“More? More?” was the tiny voice from the car seat in back, then in later years “Can I have a french fry?” This was one of the earliest phrases that our toddler boys learned, and they said it every time after we were handed a bag of food from a drive-through window. Now they’re old enough to ask, “Why don’t we go to the playland restaurant any more?”
Fast food has been attacked, defended, abandoned, and embraced for years. With it’s mixture of delicious tastes, convenient and inexpensive options, and heavy marketing, it has grown to a $140 billion per year industry…that’s just over $1 per American per day all year long.
Convenience foods began to appear in the early 1900’s. After the First World War, they became more common in grocery stores and homes. Taste, texture, and freshness all changed, but our collective palate changed to accommodate the convenient choices. World War Two and women joining the workforce in large numbers allowed for a rapid expansion of convenience foods and the modern day fast food restaurant. “By the 1960s, cooking with food in its raw, natural state was little more than a quaint novelty and was in fact becoming a lost art…For the majority, convenience remained the hallmark of modern food and nutrition. Throughout the remainder of the 20th century, convenience foods continued to gain in popularity, and “fast food”—the ultimate convenience food—joined the revolution.
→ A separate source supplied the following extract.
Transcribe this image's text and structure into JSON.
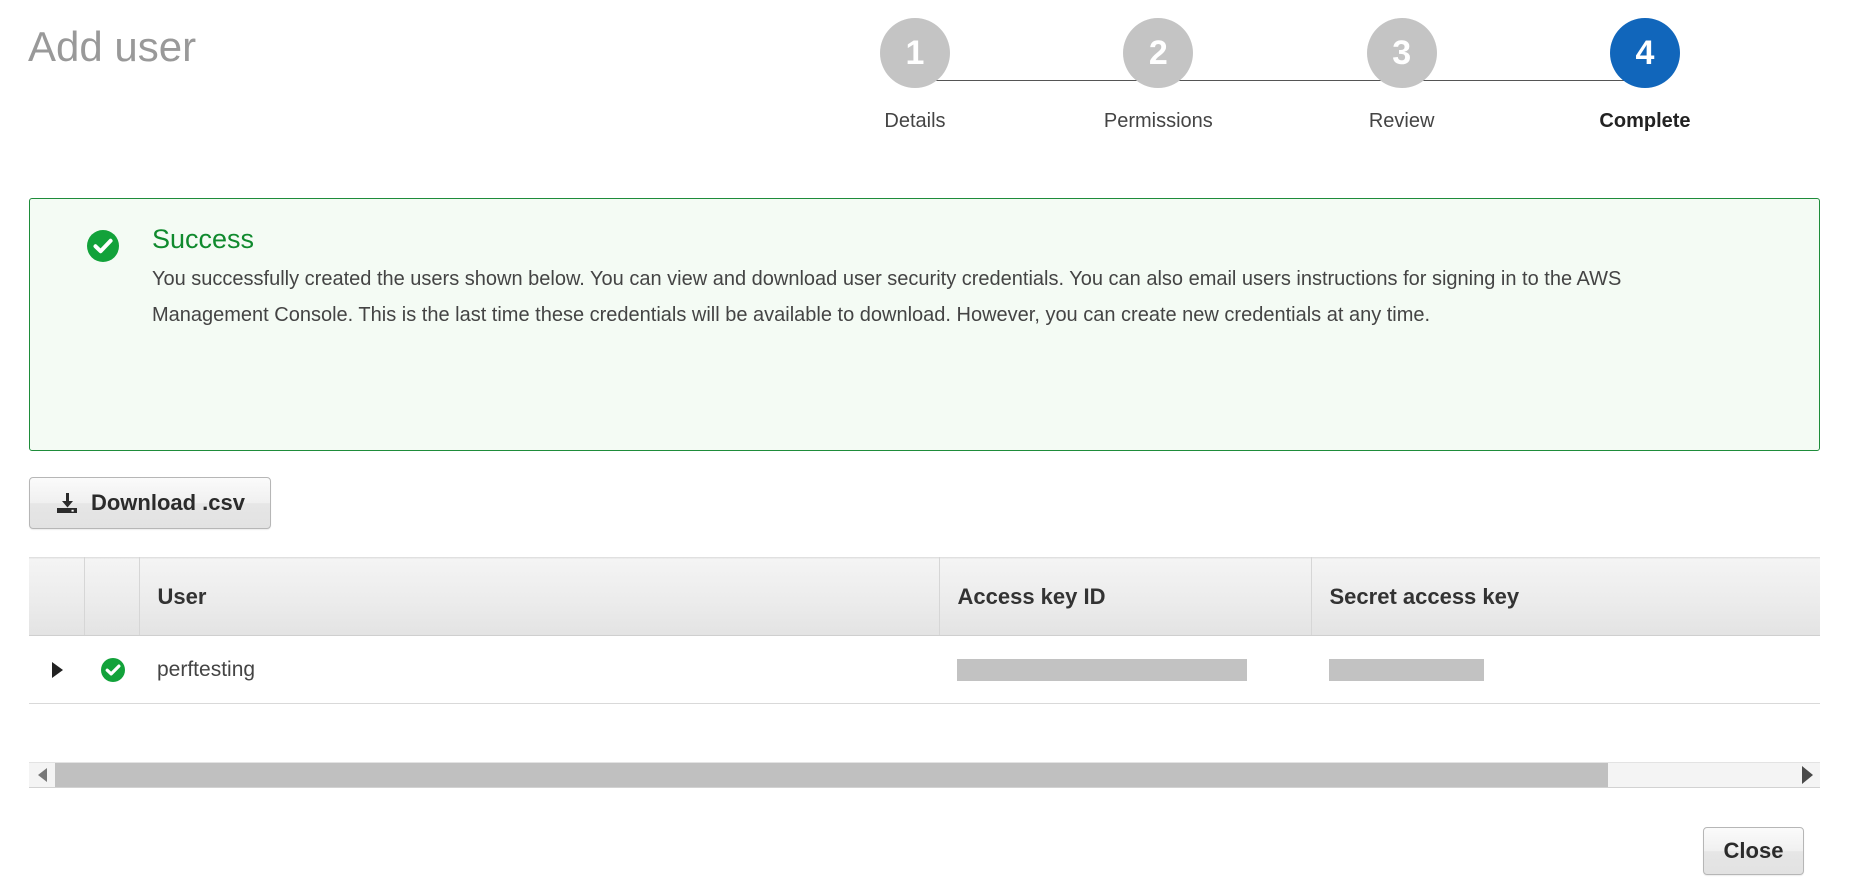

Fast-food chains reached from coast to coast and then around the world, from Boston to Bahrain. The mass of consumers had by now largely lost the connection between food and nutrition, and few thought much about ingesting foods to keep them healthy.” -Alice Abler, “At Your Convenience”, Fall 2012,
Recently we have seen a backlash against fast food in the form of documentaries. See Fast Food Nation, Supersize Me, and Food Inc.
So I tried to search Google for articles in favor of fast food. It turns out if you type “in support of fast food” into Google, your first five hits are about supporting fast food industry workers on strike to try to earn a living wage. Not a great start. But with other search terms, there are articles that make the point that there are some healthy options at fast food restaurants and our consumer choices determine what menu items come and go from these chains…if we’re not buying the Hula Burger, then it gets replaced with the Filet-O-Fish.
So my family decided to start exercising its consumer rights and we stopped eating fast food in May of 2012, after going without it for twenty five days in support of 25 in Change. Now we try to cook in bulk once a week, pack snacks before we leave, eat slow food with each other at a sit down restaurant, and if we’re stuck on a road trip with nowhere else to go, then we choose apple slices over fries, milk instead of soda, and always ask for the small size. We are busy, we love to eat, and if we can do it so can you.
See what happens to your choices and your health when you stop fast food for 25 days with us. Ask good questions of each other, of reliable websites, of your food policy makers and restaurant owners. This is a conversation we need to have…